Toppings: Sammie's Chicago Dog is a decadent fat-boy when it comes to the toppings. It has the ridiculous(ly awesome) distinction of being one of the only Chicago Dog places that regularly includes a slice of cucumber on their hot dogs. It's a great addition to the standard palette, giving a watery counter to the savory goodness of the ensemble. When they include hot peppers, the Sammie's Chicago Dog is lined with green fire--where most places include only two or three per hot dog, Sammie's includes four at minimum. While some appreciate this, it's a little much for me, so I usually pass on the peppers, though the taste is not otherwise dominated by the peppers. The Sammie's pickle spear is at least twice the thickness of most other places, as are the full, fresh tomato slices that help to give a wholesome tang to the savory hot dog. They go fairly light on the celery salt, leaving it as a subtle bitter accent to go hand in hand with the smooth mustard. Finally, the cast is rounded off with some dark green relish. Overall, the Sammie's Chicago Dog is a jaw-extending experience that challenges you to fit all the elements in your mouth at once. When you're successful, you get a fireworks' display of distinctly savory, spicy, and salty tastes. Otherwise, you pick one slant to each nibble as you chip away at this filling dog.
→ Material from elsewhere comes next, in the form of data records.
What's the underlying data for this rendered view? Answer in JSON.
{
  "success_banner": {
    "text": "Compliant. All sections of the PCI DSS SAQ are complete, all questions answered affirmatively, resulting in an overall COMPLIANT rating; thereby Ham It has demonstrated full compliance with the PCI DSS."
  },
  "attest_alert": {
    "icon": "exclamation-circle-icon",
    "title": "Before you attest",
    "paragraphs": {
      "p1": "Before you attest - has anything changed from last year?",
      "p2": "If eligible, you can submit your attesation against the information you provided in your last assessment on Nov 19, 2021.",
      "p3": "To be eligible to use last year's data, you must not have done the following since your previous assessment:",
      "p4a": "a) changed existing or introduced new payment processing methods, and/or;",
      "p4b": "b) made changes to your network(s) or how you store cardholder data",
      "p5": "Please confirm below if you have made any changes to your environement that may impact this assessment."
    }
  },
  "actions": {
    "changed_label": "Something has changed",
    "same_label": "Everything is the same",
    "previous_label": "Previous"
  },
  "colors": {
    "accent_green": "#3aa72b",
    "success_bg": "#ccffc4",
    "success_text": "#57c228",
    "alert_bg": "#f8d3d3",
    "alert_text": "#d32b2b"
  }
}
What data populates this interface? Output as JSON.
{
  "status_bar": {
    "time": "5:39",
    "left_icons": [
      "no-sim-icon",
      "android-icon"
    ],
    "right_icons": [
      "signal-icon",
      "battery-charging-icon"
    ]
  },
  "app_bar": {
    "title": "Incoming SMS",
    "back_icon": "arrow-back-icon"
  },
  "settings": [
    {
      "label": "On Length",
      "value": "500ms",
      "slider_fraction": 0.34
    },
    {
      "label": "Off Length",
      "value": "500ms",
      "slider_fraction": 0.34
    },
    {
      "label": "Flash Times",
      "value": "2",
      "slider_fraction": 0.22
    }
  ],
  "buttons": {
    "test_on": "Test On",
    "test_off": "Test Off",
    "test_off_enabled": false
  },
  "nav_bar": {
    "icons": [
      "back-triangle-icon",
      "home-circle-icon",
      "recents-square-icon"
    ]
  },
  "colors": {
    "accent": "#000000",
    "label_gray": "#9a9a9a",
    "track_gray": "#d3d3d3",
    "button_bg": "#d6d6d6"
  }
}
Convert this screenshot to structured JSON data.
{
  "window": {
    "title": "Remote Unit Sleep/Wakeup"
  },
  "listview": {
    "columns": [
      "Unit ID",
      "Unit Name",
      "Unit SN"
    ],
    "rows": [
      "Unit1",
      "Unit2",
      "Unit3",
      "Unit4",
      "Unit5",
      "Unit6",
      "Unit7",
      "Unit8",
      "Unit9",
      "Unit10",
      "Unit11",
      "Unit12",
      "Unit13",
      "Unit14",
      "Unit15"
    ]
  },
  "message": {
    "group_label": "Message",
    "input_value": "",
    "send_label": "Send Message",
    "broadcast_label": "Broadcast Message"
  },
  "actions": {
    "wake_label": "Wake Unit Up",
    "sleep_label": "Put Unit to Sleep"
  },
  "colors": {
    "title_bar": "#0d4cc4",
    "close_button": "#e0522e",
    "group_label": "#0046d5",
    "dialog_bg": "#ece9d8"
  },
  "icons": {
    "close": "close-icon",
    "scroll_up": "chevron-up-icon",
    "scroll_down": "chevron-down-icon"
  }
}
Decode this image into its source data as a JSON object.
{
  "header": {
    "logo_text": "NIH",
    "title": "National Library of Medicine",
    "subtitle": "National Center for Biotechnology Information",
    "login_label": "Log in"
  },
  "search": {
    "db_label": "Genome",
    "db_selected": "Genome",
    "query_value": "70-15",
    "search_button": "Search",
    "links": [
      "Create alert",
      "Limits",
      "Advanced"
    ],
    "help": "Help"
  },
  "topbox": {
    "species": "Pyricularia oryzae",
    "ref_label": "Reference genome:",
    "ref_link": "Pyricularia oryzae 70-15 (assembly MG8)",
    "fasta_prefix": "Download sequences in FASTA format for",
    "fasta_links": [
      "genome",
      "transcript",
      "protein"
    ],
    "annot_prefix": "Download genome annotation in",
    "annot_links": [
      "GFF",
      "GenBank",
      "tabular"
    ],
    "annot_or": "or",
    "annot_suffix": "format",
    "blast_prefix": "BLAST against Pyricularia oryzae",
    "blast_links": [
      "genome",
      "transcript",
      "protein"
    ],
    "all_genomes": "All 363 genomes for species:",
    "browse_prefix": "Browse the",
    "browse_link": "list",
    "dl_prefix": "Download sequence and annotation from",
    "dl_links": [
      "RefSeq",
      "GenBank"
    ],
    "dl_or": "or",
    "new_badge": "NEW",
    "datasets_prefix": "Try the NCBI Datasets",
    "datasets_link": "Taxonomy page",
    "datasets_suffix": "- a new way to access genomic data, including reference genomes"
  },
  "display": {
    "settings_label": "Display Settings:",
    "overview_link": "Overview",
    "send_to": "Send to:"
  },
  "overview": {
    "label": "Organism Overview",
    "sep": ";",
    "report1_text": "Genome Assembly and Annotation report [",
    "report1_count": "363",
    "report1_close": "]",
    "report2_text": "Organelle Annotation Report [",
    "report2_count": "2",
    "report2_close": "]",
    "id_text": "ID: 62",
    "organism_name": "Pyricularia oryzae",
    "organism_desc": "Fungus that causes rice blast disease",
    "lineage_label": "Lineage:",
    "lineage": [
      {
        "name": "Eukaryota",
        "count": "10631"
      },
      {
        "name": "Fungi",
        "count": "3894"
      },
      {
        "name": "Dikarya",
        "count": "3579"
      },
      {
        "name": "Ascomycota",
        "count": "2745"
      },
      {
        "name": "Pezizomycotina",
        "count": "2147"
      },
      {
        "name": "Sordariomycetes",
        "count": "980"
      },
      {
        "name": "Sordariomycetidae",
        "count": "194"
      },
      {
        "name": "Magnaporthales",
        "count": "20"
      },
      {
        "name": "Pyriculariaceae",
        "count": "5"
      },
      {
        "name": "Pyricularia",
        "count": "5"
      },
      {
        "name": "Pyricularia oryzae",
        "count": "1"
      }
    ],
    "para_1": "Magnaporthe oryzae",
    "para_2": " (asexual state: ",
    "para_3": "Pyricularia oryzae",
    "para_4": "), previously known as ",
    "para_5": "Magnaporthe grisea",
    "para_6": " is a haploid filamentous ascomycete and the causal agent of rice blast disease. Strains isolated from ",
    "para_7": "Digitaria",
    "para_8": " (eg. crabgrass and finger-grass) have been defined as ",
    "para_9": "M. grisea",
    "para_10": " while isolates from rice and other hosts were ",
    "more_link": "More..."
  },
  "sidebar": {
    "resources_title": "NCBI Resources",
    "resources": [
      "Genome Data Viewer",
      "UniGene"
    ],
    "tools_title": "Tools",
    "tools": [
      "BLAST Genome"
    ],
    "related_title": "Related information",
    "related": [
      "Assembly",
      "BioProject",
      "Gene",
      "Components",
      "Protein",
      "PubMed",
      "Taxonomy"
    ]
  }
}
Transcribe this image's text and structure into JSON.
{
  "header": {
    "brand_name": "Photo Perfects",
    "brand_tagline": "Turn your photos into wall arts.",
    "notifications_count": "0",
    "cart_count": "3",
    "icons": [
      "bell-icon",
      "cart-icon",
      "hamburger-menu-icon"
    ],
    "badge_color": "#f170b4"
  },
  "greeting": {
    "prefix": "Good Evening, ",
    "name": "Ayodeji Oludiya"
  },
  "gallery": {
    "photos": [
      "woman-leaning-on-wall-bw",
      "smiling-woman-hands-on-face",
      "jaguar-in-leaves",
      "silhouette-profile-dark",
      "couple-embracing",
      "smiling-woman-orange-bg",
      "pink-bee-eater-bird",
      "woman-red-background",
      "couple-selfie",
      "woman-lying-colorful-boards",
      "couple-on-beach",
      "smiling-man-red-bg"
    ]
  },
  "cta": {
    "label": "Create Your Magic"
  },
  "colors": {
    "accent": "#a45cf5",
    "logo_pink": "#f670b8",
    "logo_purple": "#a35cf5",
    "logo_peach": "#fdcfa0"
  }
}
Side: There's only one hot dog place I usually get mozzarella sticks from, and that's Sammie's. Full of thick cheese, these are firm, solid 'mozzo sticks'--not those hollow things that crumble as you pick them up you get at some places. The breading is good and evenly spiced, with very little superfluous stuff crumbling off as you dip your side into a nice marinara sauce. Their red sauce is the weak point: it is often a little bit on the fluid side. It's great for dipping, but good luck finding any rewarding chunks to lift out with your mozzarella stick.
Venue: There are few places so inherently soothing to me as a good hot dog place, and I think that began with Sammie's. Each of their three locations have a clean, cozy atmosphere, with trademark booths of curved particle wood with laminate that is comfy and simple at the same time. Each shop has a couple of old analog TVs slung up in the far corners of the ceiling, with a Chicago ball game of some kind playing whenever there's one to be seen. Decorations are pretty spare, but each shop features one or more of those classic Vienna Beef posters. I must say I'm a fan of those posters, as I have one in a place of honor in my game room.